The Kansas Legislature approved three bills that will help with prosecution of people who sexually abuse children. The new statute of limitations for prosecuting violent sex crimes against children will be five years from the day after a victim turns 18.
The other two new laws:
• Strengthen the prohibition on sexual relations between foster parents and foster children older than age 16.
• Allow for a lifetime extension of protection orders for victims under certain circumstances.
About two years ago, Fogarty said she decided to bring the matter forward, discussing it first with the Wyandotte County district attorney, Sunflower House Child Abuse Prevention Center, and her husband, Pete Fogarty, who is president of the state Fraternal Order of Police.
The FOP hasn’t worked on changing laws in recent years, Pete Fogarty said, but the organization had been developing a relationship with the attorney general’s office to be more proactive.
“It’s the first time in years that we have influenced or tried to influence legislation,” he said.
In testimony supporting the change in the statute of limitations, Assistant Attorney General Kyle Smith used an example Vickie Fogarty provided. He told legislators how in 2010 an 18-year-old confirmed her rape at the age of 6, and though her abuser admitted his crimes — along with many others in his past — he could only be charged with his most recent crime, the molestation of another 6-year-old child.
Vickie Fogarty said the new laws may help with many cases, such as one that still haunts her. An abuser admitted to molesting a 13-year-old girl, but the girl insisted nothing had happened.
“She told me, ‘I don’t want my dad to think he raised me wrong,’” Fogarty said. “To this day, she hasn’t disclosed. As she had gotten older, 18 or 19, maybe she would have gotten the strength to tell.”
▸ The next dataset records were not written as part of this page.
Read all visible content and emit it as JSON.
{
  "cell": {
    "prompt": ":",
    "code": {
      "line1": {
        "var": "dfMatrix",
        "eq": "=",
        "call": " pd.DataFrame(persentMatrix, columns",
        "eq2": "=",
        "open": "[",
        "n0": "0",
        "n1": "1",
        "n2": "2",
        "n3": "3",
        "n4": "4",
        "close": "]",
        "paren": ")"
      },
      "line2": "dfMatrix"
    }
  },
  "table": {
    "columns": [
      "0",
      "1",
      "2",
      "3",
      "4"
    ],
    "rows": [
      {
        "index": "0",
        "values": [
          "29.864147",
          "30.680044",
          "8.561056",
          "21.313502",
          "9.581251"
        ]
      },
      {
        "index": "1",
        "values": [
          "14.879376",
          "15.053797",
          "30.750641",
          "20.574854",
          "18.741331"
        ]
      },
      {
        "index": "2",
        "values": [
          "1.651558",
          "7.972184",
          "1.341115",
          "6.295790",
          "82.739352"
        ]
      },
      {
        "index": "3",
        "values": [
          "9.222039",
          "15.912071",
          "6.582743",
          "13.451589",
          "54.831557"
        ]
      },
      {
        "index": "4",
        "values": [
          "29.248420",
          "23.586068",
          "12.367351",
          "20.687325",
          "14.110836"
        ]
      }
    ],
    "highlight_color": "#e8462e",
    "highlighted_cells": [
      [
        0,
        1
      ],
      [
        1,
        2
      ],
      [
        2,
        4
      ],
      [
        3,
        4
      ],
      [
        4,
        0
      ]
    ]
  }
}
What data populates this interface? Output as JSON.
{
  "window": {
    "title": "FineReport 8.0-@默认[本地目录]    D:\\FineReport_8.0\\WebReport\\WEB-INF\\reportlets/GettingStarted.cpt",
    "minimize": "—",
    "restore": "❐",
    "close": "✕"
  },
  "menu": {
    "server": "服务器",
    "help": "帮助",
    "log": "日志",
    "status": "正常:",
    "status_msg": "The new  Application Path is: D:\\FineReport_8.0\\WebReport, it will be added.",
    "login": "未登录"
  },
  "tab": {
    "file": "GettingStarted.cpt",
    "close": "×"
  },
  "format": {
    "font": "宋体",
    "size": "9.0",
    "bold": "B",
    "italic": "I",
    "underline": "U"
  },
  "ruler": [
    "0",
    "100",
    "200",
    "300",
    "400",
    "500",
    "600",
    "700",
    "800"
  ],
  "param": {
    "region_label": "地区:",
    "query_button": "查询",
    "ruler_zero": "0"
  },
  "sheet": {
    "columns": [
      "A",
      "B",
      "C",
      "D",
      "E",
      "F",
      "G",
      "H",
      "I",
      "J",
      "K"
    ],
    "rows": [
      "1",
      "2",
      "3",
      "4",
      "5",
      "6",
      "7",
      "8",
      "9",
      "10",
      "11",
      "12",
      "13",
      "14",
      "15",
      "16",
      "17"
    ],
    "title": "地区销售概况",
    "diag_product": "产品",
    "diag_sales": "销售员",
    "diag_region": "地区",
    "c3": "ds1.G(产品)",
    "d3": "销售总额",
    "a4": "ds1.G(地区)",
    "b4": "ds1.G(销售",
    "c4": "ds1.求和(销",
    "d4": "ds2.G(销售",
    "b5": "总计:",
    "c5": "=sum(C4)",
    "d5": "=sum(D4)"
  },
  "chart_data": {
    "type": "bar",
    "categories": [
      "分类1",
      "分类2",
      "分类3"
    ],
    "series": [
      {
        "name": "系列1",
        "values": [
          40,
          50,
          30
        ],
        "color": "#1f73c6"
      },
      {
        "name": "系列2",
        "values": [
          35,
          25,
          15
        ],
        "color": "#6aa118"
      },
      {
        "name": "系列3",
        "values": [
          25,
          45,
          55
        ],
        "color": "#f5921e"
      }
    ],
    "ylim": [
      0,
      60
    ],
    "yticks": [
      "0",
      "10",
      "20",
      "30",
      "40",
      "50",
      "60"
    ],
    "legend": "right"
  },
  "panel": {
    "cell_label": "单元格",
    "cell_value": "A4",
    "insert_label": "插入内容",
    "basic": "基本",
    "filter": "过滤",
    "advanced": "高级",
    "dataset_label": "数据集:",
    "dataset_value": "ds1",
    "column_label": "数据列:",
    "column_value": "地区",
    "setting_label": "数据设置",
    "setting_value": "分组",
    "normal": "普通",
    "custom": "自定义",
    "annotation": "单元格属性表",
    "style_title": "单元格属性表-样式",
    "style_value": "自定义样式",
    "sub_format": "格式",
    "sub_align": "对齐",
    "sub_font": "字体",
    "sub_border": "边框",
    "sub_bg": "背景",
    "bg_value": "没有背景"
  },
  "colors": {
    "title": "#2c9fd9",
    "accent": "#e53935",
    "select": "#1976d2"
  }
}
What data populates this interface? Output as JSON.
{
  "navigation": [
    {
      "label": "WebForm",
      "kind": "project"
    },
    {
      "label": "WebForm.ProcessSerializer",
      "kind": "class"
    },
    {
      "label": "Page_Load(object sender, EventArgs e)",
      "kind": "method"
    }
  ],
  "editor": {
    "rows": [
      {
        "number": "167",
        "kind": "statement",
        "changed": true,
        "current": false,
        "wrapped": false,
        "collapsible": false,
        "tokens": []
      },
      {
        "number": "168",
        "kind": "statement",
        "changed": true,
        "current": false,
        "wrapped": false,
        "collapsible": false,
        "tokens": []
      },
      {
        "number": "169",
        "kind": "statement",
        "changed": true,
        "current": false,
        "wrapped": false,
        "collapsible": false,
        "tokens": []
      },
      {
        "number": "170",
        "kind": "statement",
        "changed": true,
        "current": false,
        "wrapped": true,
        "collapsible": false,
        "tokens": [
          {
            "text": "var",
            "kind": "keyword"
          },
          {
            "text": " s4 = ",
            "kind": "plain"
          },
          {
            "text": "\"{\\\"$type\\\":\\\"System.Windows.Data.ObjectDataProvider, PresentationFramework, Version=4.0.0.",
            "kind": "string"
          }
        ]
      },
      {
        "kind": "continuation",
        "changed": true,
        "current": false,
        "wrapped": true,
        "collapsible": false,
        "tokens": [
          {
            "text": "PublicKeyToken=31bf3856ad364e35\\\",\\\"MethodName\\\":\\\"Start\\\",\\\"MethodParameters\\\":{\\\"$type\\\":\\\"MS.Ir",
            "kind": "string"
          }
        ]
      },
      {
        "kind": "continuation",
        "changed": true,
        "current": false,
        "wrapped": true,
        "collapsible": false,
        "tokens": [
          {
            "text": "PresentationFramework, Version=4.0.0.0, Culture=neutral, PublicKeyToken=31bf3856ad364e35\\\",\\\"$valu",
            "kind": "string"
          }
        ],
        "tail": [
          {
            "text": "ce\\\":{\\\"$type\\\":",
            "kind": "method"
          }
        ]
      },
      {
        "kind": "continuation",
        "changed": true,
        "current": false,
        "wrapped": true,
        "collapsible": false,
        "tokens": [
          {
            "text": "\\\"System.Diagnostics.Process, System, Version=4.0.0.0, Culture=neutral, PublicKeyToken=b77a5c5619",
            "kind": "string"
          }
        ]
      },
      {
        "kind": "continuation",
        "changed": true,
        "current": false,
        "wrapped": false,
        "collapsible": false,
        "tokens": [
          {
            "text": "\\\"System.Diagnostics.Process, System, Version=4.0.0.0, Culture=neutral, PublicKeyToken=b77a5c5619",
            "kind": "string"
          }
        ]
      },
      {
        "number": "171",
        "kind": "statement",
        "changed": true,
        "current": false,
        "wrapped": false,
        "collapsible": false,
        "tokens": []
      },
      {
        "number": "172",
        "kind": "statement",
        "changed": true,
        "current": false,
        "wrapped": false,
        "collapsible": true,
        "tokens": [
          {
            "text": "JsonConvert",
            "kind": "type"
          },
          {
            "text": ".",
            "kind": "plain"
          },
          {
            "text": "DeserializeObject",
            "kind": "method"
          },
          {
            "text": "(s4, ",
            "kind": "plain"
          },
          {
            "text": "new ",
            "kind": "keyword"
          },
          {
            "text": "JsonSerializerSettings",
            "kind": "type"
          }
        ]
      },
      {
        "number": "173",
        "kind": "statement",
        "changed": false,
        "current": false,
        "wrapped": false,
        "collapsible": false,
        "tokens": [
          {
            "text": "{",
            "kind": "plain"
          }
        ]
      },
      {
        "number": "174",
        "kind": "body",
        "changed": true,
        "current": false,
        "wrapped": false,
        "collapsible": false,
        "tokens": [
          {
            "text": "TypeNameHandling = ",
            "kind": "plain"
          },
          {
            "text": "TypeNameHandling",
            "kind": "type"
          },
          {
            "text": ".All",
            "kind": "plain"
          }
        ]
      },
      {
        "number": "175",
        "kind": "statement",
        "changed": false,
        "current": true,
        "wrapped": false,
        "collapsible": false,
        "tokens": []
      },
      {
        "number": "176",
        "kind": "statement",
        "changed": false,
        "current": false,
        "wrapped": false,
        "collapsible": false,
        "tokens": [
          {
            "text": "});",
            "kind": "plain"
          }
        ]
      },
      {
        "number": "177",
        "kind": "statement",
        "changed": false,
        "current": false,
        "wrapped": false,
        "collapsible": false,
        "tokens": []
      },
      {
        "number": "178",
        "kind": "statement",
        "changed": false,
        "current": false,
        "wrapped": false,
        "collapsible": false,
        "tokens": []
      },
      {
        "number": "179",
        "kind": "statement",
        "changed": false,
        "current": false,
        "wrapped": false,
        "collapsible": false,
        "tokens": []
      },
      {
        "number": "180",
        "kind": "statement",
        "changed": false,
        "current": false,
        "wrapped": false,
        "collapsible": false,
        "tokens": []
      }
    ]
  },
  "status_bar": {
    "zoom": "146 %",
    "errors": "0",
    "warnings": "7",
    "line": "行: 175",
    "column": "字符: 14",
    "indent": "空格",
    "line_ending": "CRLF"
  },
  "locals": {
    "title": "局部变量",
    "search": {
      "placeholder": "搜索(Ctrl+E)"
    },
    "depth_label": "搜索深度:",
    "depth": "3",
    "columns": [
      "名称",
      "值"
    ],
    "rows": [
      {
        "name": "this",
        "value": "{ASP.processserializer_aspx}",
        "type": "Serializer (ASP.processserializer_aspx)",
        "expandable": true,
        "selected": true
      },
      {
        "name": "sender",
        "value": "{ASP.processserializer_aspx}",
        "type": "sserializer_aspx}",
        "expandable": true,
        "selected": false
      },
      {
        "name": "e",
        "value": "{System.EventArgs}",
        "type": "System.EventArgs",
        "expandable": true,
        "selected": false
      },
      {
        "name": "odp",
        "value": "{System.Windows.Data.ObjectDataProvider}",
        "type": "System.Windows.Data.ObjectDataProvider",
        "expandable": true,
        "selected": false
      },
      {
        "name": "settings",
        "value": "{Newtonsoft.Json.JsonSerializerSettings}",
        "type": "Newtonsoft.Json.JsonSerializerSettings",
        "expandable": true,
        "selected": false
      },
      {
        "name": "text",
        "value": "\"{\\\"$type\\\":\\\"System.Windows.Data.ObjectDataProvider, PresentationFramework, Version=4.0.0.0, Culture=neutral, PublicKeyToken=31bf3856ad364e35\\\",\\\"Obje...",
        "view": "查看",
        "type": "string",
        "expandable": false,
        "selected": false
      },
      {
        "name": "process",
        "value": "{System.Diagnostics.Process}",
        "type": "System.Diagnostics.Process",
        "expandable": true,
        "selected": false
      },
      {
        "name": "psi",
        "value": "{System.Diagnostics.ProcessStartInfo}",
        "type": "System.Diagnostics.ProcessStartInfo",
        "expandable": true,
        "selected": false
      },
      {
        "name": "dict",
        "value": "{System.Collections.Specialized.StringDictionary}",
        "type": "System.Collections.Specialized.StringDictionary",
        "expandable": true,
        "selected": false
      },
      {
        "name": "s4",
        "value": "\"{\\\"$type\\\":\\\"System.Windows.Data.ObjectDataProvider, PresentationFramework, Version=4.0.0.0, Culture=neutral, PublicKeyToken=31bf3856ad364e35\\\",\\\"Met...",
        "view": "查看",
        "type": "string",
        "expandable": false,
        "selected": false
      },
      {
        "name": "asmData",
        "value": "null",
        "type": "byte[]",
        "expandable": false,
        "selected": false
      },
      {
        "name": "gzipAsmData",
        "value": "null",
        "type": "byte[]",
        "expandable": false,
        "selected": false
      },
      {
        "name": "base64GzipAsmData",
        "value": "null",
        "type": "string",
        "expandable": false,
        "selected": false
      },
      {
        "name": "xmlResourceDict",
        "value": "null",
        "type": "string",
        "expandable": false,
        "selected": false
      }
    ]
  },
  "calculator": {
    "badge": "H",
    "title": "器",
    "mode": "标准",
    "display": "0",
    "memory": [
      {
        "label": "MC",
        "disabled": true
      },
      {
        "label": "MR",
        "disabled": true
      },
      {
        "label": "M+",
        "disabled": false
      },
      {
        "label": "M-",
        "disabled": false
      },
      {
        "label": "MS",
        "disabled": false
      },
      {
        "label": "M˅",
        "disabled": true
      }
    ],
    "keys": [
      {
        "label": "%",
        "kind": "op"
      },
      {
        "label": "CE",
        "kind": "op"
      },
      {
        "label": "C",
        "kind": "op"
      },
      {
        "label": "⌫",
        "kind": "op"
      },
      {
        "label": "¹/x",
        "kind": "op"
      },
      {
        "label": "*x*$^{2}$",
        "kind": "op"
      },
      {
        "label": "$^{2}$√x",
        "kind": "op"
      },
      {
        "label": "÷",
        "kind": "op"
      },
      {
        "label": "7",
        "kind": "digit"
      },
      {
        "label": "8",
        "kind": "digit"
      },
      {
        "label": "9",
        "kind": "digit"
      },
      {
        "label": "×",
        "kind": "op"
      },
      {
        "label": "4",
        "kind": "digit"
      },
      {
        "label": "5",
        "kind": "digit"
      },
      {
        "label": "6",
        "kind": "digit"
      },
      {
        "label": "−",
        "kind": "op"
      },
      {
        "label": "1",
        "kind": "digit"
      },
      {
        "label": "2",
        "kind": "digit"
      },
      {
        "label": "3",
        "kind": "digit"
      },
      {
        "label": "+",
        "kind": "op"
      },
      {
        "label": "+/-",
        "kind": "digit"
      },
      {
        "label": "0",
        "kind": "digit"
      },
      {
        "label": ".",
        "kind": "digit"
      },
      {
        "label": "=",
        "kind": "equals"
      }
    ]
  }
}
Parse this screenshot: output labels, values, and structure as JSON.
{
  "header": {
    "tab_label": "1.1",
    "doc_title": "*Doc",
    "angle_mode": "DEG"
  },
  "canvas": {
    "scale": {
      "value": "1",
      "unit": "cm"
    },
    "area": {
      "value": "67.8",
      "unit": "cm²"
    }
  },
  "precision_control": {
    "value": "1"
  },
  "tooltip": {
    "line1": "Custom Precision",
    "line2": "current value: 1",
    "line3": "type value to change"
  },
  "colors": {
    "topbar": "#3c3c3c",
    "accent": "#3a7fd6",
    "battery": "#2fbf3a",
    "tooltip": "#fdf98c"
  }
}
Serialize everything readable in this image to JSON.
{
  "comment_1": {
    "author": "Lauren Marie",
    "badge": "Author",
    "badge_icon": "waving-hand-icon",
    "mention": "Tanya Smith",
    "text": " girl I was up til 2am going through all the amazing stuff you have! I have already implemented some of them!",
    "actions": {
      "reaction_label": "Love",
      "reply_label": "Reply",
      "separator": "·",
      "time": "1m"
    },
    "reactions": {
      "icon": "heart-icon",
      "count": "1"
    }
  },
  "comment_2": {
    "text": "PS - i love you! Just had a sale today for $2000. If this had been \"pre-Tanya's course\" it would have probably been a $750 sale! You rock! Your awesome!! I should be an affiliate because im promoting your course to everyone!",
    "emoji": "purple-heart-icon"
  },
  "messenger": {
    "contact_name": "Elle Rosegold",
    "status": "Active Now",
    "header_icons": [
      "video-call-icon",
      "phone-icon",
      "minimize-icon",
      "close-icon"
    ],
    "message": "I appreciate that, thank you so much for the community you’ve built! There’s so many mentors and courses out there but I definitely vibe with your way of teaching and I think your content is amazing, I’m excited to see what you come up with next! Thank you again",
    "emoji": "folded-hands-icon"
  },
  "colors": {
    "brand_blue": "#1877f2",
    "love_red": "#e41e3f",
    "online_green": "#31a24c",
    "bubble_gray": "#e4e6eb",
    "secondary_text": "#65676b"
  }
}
Vickie Fogarty said she is proud that her effort had such positive results.
“There’s not a lot of things in life that you can do that affect the lives of so many, and this did,” she said.